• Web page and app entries
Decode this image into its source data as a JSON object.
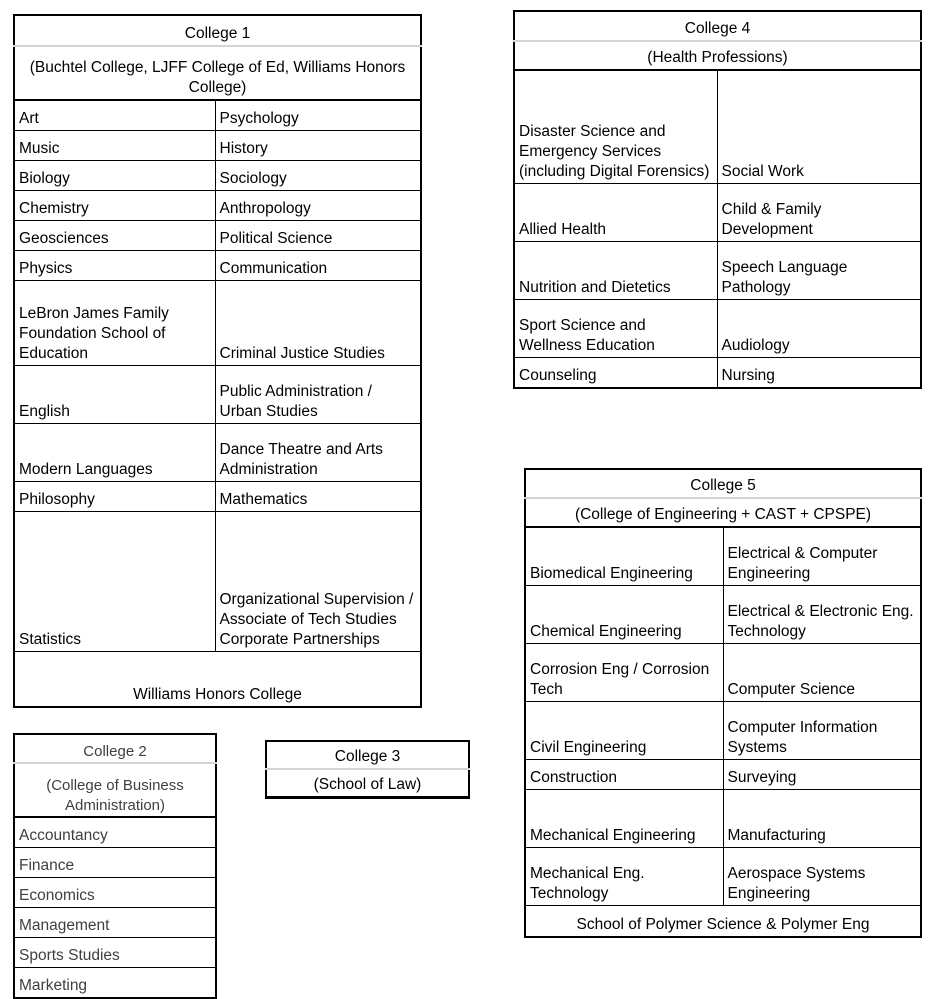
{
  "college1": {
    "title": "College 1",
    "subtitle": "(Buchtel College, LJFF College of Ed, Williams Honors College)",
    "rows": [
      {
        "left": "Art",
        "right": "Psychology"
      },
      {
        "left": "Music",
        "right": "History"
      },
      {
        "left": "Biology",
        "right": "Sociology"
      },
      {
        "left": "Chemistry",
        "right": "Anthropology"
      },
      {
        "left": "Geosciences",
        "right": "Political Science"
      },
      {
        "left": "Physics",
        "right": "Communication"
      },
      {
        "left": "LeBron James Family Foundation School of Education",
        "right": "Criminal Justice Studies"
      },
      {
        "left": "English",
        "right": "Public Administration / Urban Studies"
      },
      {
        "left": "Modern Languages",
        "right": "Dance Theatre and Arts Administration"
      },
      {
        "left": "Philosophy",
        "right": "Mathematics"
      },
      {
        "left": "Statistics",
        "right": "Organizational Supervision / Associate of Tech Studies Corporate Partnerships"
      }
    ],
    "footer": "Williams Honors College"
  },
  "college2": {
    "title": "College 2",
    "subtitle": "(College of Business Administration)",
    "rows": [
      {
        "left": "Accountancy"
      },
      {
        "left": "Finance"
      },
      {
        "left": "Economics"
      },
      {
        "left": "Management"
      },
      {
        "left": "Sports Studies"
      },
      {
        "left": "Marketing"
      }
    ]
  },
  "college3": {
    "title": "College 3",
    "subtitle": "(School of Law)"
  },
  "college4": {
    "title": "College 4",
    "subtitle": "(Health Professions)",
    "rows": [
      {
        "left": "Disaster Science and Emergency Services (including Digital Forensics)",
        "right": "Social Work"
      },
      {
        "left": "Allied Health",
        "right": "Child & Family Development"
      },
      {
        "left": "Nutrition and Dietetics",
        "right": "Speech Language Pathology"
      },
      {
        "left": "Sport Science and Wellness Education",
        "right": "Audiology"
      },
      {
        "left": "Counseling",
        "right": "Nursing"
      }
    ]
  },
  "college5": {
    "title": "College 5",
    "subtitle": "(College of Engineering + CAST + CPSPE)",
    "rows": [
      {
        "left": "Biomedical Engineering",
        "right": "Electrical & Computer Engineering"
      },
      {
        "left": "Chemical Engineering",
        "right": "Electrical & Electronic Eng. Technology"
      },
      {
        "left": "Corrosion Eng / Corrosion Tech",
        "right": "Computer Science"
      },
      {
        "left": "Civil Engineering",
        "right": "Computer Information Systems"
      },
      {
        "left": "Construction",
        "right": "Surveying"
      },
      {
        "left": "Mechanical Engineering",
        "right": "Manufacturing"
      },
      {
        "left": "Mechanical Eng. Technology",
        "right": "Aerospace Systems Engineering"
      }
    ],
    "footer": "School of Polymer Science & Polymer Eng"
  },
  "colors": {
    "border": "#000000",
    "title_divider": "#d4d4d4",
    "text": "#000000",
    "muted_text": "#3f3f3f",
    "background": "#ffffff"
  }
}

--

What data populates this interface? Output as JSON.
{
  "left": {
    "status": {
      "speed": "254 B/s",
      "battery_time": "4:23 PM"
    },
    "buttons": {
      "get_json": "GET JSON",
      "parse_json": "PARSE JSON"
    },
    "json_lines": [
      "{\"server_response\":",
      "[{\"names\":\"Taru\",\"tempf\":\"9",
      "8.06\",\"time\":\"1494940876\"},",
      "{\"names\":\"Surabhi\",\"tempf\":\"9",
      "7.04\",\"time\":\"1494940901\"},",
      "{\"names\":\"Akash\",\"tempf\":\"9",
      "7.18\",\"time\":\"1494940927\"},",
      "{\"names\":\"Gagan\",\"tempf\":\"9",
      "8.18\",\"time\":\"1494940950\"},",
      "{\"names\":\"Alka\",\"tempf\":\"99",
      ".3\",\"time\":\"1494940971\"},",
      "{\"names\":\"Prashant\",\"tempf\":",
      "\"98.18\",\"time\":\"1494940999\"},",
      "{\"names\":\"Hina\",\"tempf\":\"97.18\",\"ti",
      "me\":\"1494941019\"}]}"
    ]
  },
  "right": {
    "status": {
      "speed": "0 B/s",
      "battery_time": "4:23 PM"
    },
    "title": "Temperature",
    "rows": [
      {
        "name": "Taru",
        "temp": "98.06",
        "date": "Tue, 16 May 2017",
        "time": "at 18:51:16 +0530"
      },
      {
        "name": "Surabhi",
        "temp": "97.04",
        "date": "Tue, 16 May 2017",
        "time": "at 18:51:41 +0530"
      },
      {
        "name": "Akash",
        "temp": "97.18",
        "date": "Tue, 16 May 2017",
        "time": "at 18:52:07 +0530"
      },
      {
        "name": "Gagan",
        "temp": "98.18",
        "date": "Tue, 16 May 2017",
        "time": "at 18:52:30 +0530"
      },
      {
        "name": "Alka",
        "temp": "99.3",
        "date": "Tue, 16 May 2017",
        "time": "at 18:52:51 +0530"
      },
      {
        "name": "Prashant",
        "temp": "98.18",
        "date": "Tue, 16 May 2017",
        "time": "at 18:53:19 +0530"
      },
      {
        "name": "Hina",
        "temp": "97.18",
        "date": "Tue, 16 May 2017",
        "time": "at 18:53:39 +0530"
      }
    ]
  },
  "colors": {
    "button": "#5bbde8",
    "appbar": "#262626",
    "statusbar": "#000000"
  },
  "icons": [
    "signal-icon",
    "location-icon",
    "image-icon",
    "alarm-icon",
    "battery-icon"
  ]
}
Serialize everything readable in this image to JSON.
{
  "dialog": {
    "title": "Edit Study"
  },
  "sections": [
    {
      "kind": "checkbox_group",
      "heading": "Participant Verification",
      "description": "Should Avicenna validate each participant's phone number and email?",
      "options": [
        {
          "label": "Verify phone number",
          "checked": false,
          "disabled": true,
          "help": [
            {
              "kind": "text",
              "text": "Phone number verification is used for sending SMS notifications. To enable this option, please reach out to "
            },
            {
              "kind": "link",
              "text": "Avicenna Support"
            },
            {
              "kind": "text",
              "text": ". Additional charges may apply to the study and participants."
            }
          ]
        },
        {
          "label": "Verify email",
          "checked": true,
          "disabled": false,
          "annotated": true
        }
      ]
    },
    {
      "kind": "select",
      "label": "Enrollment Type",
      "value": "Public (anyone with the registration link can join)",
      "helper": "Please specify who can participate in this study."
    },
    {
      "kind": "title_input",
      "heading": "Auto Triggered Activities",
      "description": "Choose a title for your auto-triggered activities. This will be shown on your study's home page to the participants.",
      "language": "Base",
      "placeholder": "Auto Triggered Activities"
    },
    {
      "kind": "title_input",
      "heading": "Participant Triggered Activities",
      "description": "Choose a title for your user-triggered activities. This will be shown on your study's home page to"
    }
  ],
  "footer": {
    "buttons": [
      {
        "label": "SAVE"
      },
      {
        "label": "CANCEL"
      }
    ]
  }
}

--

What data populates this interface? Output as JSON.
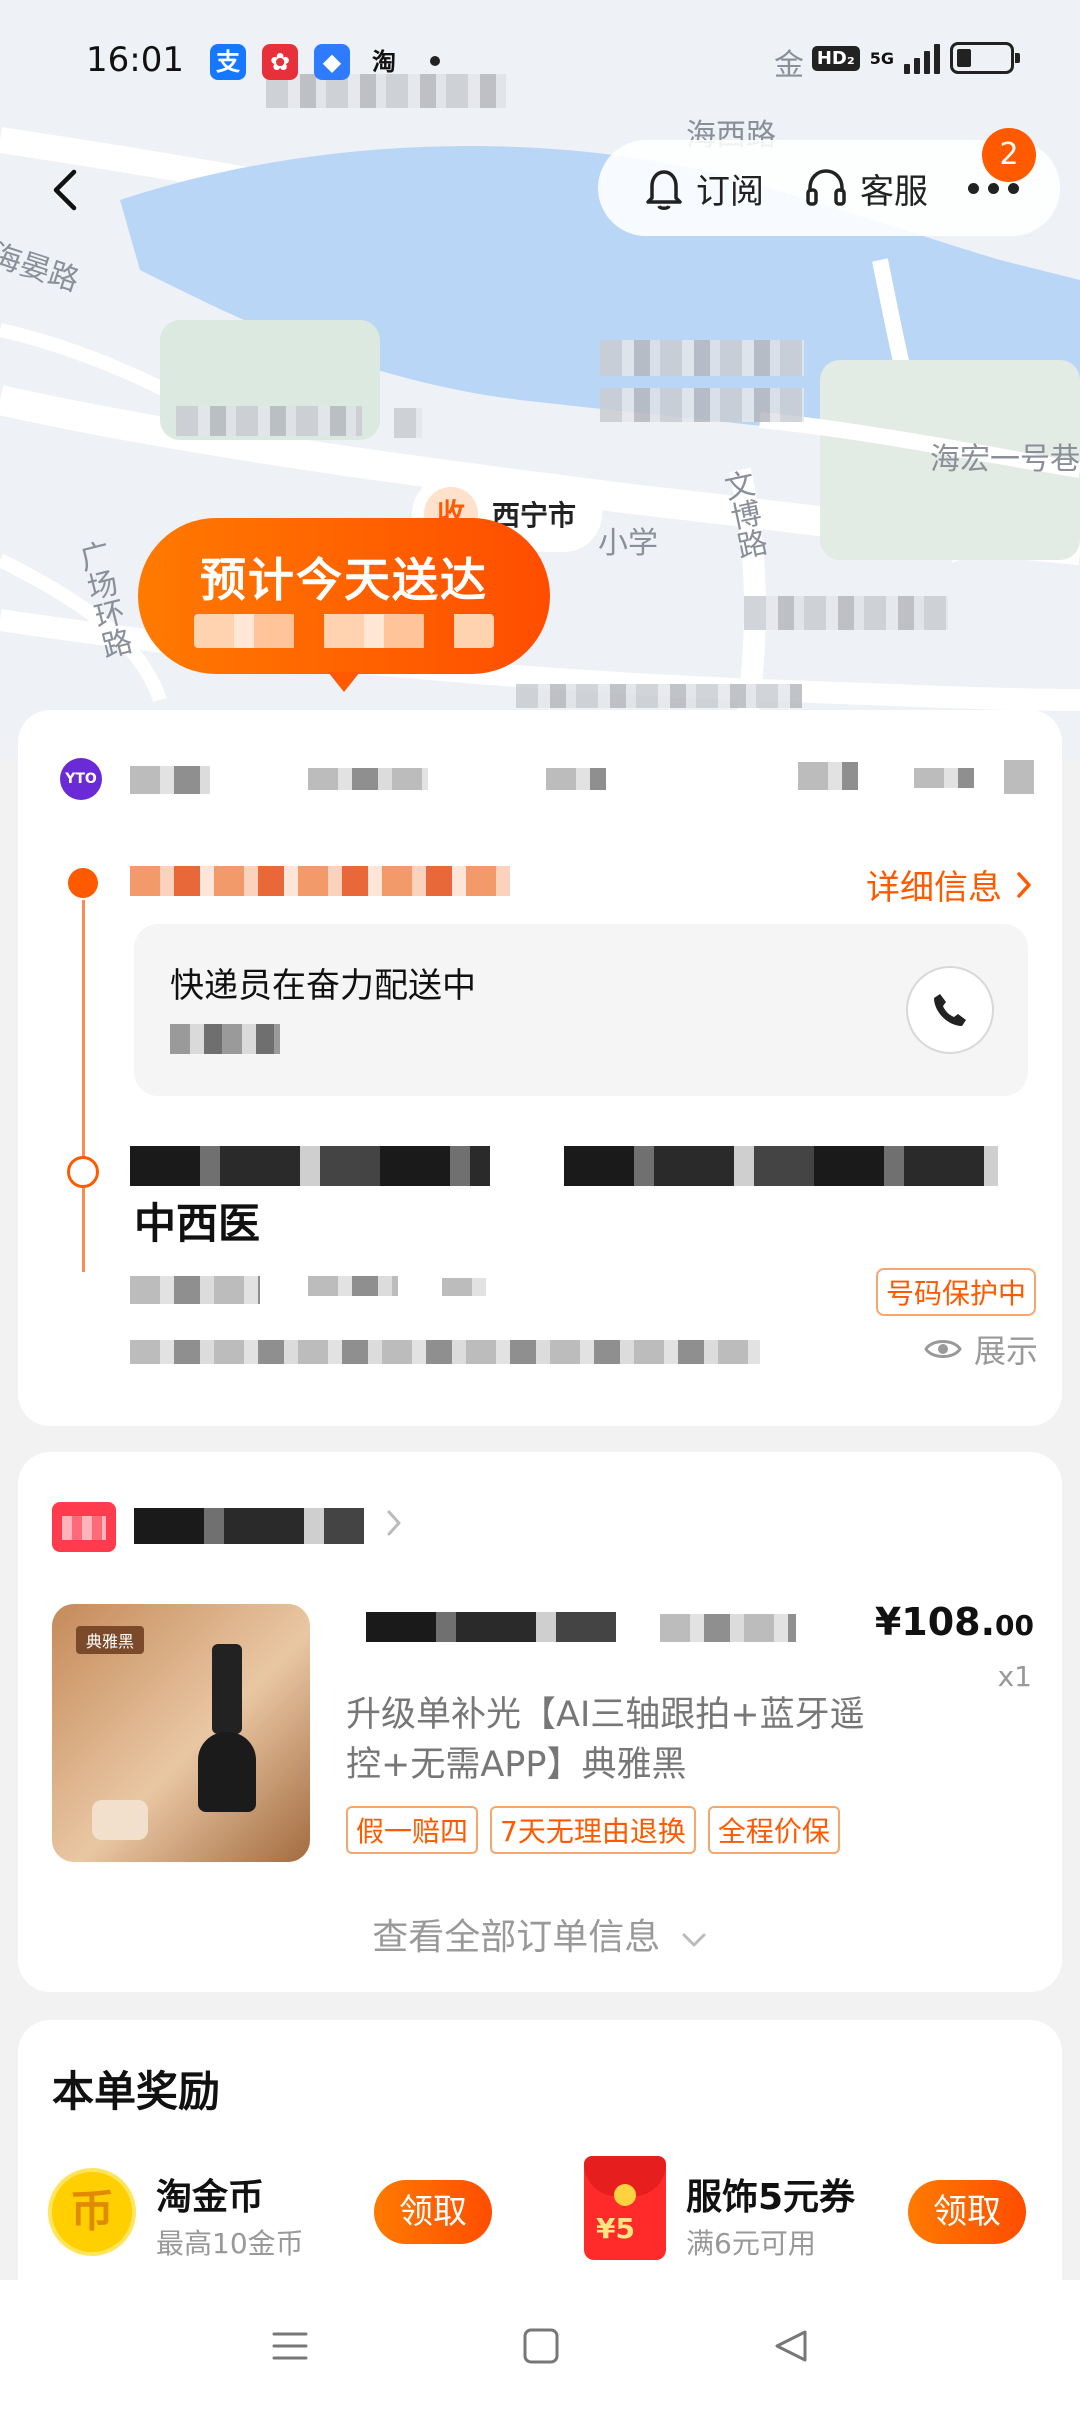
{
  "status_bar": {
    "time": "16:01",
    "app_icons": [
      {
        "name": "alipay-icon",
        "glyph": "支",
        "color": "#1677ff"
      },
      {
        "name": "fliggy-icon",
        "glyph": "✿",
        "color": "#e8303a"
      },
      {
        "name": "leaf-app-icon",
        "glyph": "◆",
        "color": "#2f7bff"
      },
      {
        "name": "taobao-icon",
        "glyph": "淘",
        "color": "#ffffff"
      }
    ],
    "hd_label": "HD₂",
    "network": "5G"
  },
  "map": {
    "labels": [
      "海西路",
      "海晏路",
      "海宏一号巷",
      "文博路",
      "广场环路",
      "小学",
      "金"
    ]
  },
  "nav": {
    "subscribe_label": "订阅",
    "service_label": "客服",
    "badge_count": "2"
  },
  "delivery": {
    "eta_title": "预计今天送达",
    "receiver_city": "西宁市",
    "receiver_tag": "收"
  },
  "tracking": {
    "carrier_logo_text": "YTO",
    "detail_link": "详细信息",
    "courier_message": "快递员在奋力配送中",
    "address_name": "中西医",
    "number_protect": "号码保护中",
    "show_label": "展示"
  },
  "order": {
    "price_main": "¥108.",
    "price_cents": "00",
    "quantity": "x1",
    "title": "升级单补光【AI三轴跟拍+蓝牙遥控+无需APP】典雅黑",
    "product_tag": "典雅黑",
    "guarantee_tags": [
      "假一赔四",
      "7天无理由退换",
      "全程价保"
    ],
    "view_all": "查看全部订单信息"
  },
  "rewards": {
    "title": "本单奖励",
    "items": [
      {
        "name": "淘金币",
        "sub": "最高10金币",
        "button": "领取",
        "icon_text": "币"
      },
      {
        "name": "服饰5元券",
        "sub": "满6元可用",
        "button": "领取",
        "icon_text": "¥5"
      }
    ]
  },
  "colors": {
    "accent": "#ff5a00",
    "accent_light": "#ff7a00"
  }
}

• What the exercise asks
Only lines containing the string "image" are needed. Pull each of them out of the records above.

• Result of the task
Decode this image into its source data as a JSON object.
    "image-icon",
Serialize everything readable in this image to JSON.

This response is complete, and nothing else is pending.